*18*

**Exponential smoothing **is a technique for “smoothing” out time series data and is often used for short-term forecasting.

The basic idea is that time series data often has “random noise” associated with it, which leads to peaks and valleys in the data, but by applying exponential smoothing we can smooth out these peaks and valleys to see the true underlying trend of the data.

The basic formula for applying exponential smoothing is as follows:

**F _{t} = αy_{t-1} + (1 – α) F_{t-1}**

where:

**F _{t}** = Forecasted value for current time period

*t*

**α** = The value for the smoothing constant, between 0 and 1

**y**_{t-1 }= The actual data value for the previous time period

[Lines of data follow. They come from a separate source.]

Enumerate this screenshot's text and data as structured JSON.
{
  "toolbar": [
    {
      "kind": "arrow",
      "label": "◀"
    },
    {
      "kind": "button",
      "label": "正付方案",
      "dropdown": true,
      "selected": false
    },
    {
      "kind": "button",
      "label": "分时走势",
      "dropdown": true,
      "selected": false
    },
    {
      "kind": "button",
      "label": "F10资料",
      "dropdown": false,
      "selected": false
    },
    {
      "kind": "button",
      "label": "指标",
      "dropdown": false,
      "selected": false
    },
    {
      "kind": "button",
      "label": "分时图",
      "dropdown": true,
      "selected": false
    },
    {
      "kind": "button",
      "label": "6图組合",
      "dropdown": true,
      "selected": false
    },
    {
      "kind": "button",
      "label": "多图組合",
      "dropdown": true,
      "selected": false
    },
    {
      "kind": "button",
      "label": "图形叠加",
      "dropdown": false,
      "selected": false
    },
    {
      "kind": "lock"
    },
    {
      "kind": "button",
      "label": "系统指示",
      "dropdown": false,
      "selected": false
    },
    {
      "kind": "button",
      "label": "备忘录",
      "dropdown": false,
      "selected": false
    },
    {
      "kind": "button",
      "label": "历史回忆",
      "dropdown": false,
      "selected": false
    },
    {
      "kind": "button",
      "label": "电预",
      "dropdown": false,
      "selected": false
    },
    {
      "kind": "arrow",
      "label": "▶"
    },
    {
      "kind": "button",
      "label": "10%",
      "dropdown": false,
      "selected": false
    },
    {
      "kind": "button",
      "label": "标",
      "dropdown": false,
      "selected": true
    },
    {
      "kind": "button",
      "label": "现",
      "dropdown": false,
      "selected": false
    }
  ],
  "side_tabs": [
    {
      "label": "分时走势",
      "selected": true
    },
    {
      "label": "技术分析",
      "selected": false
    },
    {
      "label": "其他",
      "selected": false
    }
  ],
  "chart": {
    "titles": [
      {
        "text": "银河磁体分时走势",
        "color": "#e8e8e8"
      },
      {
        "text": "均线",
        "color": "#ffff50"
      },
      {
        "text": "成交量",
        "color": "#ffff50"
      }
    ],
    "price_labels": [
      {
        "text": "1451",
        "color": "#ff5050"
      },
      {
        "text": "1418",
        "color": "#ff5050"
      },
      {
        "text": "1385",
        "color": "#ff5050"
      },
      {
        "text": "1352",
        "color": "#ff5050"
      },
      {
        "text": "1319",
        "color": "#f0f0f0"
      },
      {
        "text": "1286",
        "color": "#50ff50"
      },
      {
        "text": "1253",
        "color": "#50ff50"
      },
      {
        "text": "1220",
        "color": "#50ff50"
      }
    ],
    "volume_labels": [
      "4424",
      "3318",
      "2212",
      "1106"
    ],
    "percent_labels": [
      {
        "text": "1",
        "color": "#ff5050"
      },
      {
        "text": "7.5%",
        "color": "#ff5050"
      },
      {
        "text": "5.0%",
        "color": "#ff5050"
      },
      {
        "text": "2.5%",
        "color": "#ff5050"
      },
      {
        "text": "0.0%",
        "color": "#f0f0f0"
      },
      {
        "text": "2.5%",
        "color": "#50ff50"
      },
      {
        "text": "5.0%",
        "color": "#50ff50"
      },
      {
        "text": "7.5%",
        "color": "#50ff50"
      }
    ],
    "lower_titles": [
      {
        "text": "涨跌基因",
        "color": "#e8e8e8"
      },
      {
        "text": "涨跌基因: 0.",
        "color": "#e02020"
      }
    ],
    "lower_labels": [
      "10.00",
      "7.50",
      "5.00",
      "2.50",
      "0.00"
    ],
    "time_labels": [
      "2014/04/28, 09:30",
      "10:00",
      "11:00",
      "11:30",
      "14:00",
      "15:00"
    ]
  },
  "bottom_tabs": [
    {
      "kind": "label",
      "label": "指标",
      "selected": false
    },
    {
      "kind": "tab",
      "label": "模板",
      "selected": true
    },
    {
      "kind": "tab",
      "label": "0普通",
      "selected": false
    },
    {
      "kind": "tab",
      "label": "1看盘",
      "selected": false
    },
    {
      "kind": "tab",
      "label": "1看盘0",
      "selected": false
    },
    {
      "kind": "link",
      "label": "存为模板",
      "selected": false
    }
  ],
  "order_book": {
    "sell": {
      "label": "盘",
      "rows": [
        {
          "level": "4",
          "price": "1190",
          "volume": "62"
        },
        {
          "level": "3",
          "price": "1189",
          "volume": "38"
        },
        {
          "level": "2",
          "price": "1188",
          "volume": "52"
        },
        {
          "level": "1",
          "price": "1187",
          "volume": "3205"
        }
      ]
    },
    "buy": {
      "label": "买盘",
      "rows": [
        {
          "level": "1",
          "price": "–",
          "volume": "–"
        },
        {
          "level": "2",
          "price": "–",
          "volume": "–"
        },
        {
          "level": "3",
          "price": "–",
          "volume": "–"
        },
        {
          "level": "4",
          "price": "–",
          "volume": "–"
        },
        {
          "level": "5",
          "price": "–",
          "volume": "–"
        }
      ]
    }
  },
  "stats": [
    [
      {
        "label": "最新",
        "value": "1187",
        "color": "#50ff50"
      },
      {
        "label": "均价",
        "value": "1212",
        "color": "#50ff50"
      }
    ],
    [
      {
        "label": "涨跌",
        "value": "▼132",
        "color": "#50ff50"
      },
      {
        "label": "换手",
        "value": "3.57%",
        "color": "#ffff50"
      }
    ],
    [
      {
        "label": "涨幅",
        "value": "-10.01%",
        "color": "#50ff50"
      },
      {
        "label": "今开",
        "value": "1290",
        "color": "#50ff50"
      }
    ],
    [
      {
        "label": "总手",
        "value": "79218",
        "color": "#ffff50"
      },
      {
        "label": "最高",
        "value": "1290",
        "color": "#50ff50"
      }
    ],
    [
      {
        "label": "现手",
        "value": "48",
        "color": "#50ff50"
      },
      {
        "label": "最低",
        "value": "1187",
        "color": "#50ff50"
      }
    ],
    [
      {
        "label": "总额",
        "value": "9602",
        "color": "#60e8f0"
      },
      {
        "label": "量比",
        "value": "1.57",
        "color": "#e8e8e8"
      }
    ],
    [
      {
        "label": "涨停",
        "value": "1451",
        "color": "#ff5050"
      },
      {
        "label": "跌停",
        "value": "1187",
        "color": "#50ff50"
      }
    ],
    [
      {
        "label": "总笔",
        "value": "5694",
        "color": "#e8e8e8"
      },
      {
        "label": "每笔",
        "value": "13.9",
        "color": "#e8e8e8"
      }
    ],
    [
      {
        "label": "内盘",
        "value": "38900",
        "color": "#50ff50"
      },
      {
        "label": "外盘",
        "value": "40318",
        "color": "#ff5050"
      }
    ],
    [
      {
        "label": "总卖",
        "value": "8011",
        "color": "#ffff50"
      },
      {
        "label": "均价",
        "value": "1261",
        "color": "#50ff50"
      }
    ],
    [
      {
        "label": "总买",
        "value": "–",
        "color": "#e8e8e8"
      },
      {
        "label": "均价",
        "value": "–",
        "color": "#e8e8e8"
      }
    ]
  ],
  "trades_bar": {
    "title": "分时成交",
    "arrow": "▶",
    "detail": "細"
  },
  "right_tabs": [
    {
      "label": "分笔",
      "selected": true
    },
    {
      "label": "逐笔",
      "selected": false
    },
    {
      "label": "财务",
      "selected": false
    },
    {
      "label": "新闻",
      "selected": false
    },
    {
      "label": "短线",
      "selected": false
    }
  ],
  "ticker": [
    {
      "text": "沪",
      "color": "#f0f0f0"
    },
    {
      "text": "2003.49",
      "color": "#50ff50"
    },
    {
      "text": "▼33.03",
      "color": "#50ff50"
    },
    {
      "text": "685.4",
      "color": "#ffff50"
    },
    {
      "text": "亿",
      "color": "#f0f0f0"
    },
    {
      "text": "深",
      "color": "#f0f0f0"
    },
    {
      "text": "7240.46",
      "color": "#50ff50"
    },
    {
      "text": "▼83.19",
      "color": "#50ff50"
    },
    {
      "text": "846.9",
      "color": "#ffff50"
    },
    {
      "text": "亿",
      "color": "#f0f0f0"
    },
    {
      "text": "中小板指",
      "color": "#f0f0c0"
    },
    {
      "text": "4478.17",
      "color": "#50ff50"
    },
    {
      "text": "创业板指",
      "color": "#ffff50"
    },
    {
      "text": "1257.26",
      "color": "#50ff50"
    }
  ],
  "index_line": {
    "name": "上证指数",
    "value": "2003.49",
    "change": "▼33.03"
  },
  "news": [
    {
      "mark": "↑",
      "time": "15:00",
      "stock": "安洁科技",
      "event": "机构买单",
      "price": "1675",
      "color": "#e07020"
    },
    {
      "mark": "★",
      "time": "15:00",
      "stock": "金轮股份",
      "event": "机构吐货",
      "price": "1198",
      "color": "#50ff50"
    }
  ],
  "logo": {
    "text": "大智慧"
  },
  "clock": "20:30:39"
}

**F _{t-1} **= Forecasted value for previous time period

*t-1*

The smaller the alpha value, the more the time series data is smoothed out.

In this tutorial, we show how to perform exponential smoothing for time series data using a built-in function in Excel.

**Example: Exponential Smoothing in Excel**

Suppose we have the following dataset that shows the sales for a particular company for 10 sales periods:

Perform the following steps to apply exponential smoothing to this time series data.

**Step 1: Click on the “Data Analysis” button.**

Go to the “Data” tab along the top ribbon and click the “Data Analysis” button. If you don’t see this button, you need to first load the Excel Analysis ToolPak, which is completely free to use.

**Step 2: Choose the “Exponential Smoothing” option and click OK.**

**Step 3: Fill in the necessary values.**

- Fill in the data values for
**Input Range**. - Select the value you’d like to use for
**Damping Factor**, which is 1-α. If you’d like to use α = 0.2, then your damping factor will be 1-0.2 = 0.8. - Select the
**Output Range**where you’d like the forecasted values to appear. It’s a good idea to choose this output range right next to your actual data values so you can easily compare the actual values and the forecasted values side by side. - If you would like to see a chart displayed with the actual and the forecasted values, select the box that says
**Chart Output**.

Then, click OK.

A list of forecasted values and a chart will automatically appear:

Note that the first time period has a value of #N/A because there is no previous time period to use to calculate the forecasted value.

**Experimenting with Smoothing Factors**

You can experiment with different values for the smoothing factor α and see how it impacts the forecasted values. You’ll notice that the smaller the value for α (larger value for Damping Factor), the more smoothed out the forecasted values will be:

*For more tutorials in Excel, be sure to check out our complete list of Excel Guides.*